There is no “ordinary” Christian life without the power and help and mercy of the Holy Spirit. The basic patterns, practices, rhythms, and direction of the Christian life are anything but natural and anything but ordinary. Being and living as a Christian are works of God; God the Holy Spirit. In the Christian life, ordinary things are extraordinary.
Over the last couple of months I’ve been preaching through a series on what the Bible says about the present-day ministry of the Holy Spirit; how the Holy Spirit works today. As I’ve been coursing through the teaching of the New Testament on the ongoing works of the Spirit, what has stuck out to me are the repeated connections made in Scripture between the work of the Holy Spirit and what we might regard as the ordinary patterns and practices of the Christian life. When we compare the emphasis of Scripture in regard to the ministry of the Holy Spirit to many (most?) of the ideas that tend to prevail in contemporary Christian teaching on the work of the Spirit however, there is a great deal of dissonance between them.
As I see it, the two most common errors in much contemporary teaching on the work of the Holy Spirit, which discount the Holy Spirit’s work in the ordinary patterns and practices of the Christian life, and which give rise to a good deal of eccentricity among Christians in their understanding of the present-day work of the Spirit, are these:
Error 1: Relegating the Spirit’s work in the Christian life primarily to extraordinary and miraculous experiences.
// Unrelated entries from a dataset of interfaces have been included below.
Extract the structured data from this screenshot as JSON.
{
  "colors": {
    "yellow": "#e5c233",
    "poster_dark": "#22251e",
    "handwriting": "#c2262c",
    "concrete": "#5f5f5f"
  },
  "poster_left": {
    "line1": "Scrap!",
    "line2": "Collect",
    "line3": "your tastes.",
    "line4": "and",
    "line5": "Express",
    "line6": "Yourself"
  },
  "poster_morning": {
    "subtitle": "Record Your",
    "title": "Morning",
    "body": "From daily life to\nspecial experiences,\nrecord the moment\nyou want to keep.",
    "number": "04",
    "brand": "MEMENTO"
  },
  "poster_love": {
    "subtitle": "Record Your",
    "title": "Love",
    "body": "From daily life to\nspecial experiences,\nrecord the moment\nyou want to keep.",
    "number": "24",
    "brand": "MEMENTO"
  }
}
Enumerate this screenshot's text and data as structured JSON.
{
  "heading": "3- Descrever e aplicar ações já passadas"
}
And,
Error 2: Separating the Spirit’s works virtually entirely from the works of the Father and the Son.
Let’s compare these ways of thinking to what Scripture emphasizes when it comes to the present-day work of the Holy Spirit.
Should we relegate the Spirit’s work to extraordinary experiences?
When Christians in contemporary evangelical (using that term very loosely here) settings talk about the work of the Holy Spirit, what kinds of activities or events do they typically identify as evidence of his work? In my experience, it is things like words of fresh revelation, healings, intense emotional experiences, weeping, laughing, visions, and things like these, most of the time.
You see this way of thinking in the way that many Christians regard the basic patterns and practices of the Christian life – things like learning to trust God, walking in an abiding relationship with Jesus, remembering and meditating on the Gospel daily, reading and engaging with Scripture, obeying God’s Word by living a sanctified life, seeking God in prayer, living in Christ-centered relationships with other Christians in the same local church, serving in the church, sharing the Gospel, etc. – as if these are things that can be done by mere grit and determination. These are the things we are responsible for. The Spirit, on the other hand, is the one who does all the extra things we long to see and experience; the really exciting stuff, that is.
Many Christians treat the basic patterns of the Christian life as if they all can be done and benefitted from by way of sheer discipline and exertion of the will – and so, without the power and help of the Holy Spirit. But this is wrong. They cannot. No one can do these things with the right motives and in a way that leads to spiritual growth and good fruit without the Holy Spirit. It is God who works in us both to will and to work according to his good pleasure, after all (Philippians 2:13).
So then, even the ordinary, basic patterns, habits, rhythms, and practices of the Christian life are the work of the Holy Spirit. I think many Christians could benefit from being reminded of this. The emphasis on Scripture when it comes to the ongoing work of the Spirit, is heavily weighted on the side of “ordinary” Christian patterns and practices. For example,
It is the Spirit who convinces us of our sin and our need for Christ. (John 16:7-11)
It is the Spirit who renovates our hearts (makes us born again) in order to enable us to respond to the Gospel with faith in Christ. (John 3:1-10)
It is the Spirit who enables us to grasp and love the revelation he gives us in the Gospel and the text of Scripture. (1 Corinthians 2:6-16)
It is the Spirit who convinces us internally that we are God’s redeemed children by reminding us of and helping us continue to believe the Gospel. (Romans 8:13-17)